[[ EXERCISE DATA, beginning ]]

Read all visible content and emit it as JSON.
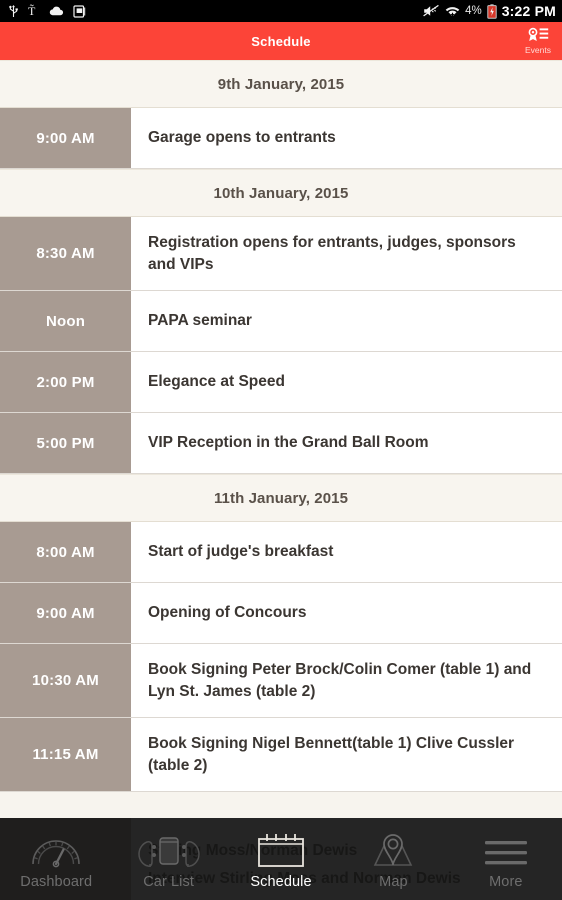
{
  "status_bar": {
    "left_icons": [
      "usb-icon",
      "tsmobile-icon",
      "cloud-upload-icon",
      "screenshot-icon"
    ],
    "right_icons": [
      "mute-icon",
      "wifi-icon",
      "battery-icon"
    ],
    "battery_percent": "4%",
    "clock": "3:22 PM"
  },
  "app_bar": {
    "title": "Schedule",
    "action_label": "Events",
    "action_icon": "events-ribbon-icon",
    "background_color": "#FC4438"
  },
  "colors": {
    "accent_red": "#FC4438",
    "time_column": "#A89B92",
    "date_header_bg": "#F8F5EF",
    "page_bg": "#F7F4EE",
    "row_bg": "#FFFFFF",
    "body_text": "#3B3632"
  },
  "schedule": {
    "sections": [
      {
        "date": "9th January, 2015",
        "events": [
          {
            "time": "9:00 AM",
            "title": "Garage opens to entrants",
            "lines": 1
          }
        ]
      },
      {
        "date": "10th January, 2015",
        "events": [
          {
            "time": "8:30 AM",
            "title": "Registration opens for entrants, judges, sponsors and VIPs",
            "lines": 2
          },
          {
            "time": "Noon",
            "title": "PAPA seminar",
            "lines": 1
          },
          {
            "time": "2:00 PM",
            "title": "Elegance at Speed",
            "lines": 1
          },
          {
            "time": "5:00 PM",
            "title": "VIP Reception in the Grand Ball Room",
            "lines": 1
          }
        ]
      },
      {
        "date": "11th January, 2015",
        "events": [
          {
            "time": "8:00 AM",
            "title": "Start of judge's breakfast",
            "lines": 1
          },
          {
            "time": "9:00 AM",
            "title": "Opening of Concours",
            "lines": 1
          },
          {
            "time": "10:30 AM",
            "title": "Book Signing Peter Brock/Colin Comer (table 1) and Lyn St. James (table 2)",
            "lines": 2
          },
          {
            "time": "11:15 AM",
            "title": "Book Signing Nigel Bennett(table 1) Clive Cussler (table 2)",
            "lines": 2
          }
        ]
      }
    ],
    "obscured_next_event": {
      "line1": "Stirling Moss/Norman Dewis",
      "line2": "Interview Stirling Moss and Norman Dewis"
    }
  },
  "tab_bar": {
    "tabs": [
      {
        "label": "Dashboard",
        "icon": "speedometer-icon",
        "active": false
      },
      {
        "label": "Car List",
        "icon": "car-front-icon",
        "active": false
      },
      {
        "label": "Schedule",
        "icon": "calendar-icon",
        "active": true
      },
      {
        "label": "Map",
        "icon": "map-pin-icon",
        "active": false
      },
      {
        "label": "More",
        "icon": "hamburger-menu-icon",
        "active": false
      }
    ]
  }
}
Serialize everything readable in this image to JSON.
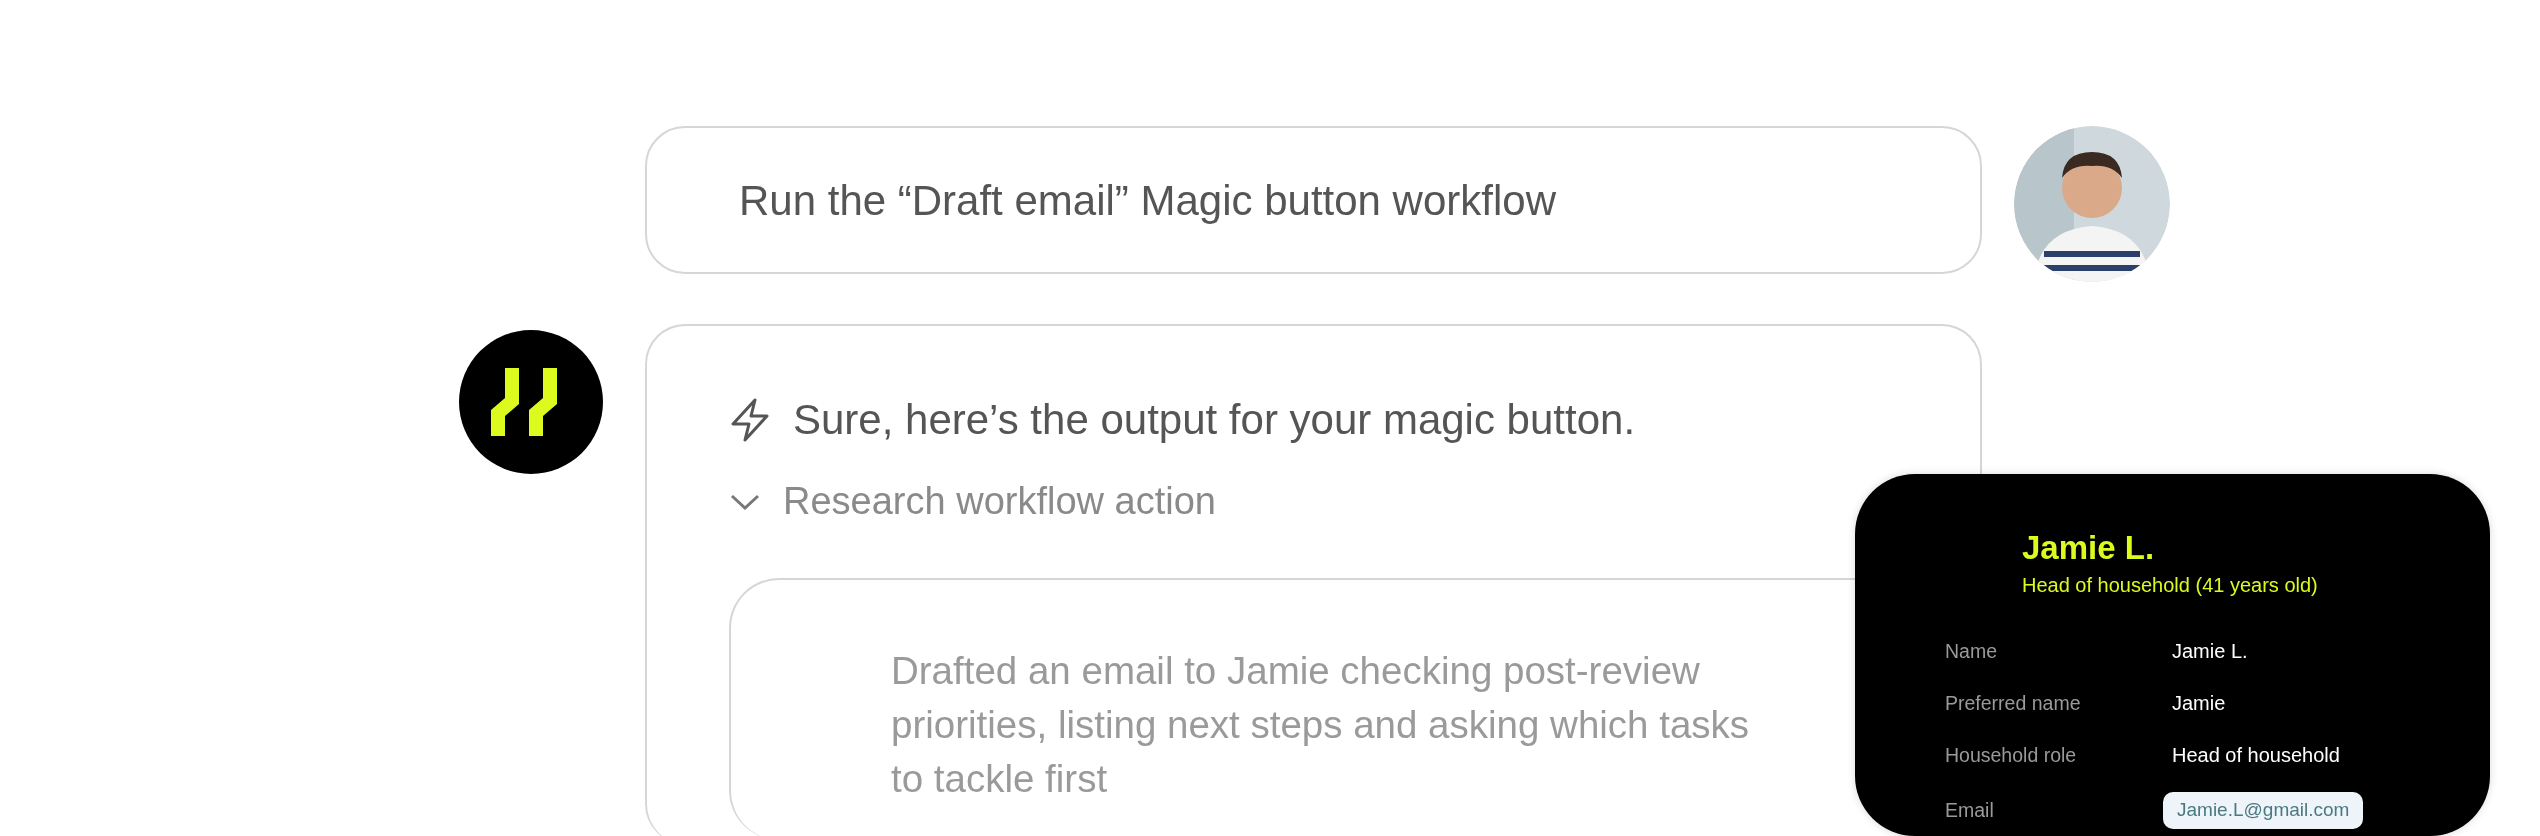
{
  "user_message": {
    "text": "Run the “Draft email” Magic button workflow"
  },
  "assistant": {
    "message": "Sure, here’s the output for your magic button.",
    "action": {
      "label": "Research workflow action",
      "expanded": true
    },
    "result": "Drafted an email to Jamie checking post-review priorities, listing next steps and asking which tasks to tackle first"
  },
  "profile_card": {
    "name": "Jamie L.",
    "subtitle": "Head of household (41 years old)",
    "fields": [
      {
        "label": "Name",
        "value": "Jamie L.",
        "kind": "text"
      },
      {
        "label": "Preferred name",
        "value": "Jamie",
        "kind": "text"
      },
      {
        "label": "Household role",
        "value": "Head of household",
        "kind": "text"
      },
      {
        "label": "Email",
        "value": "Jamie.L@gmail.com",
        "kind": "email"
      }
    ]
  }
}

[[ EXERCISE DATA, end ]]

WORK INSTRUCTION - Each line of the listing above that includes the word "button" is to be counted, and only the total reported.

ANSWER TO THIS EXERCISE - 2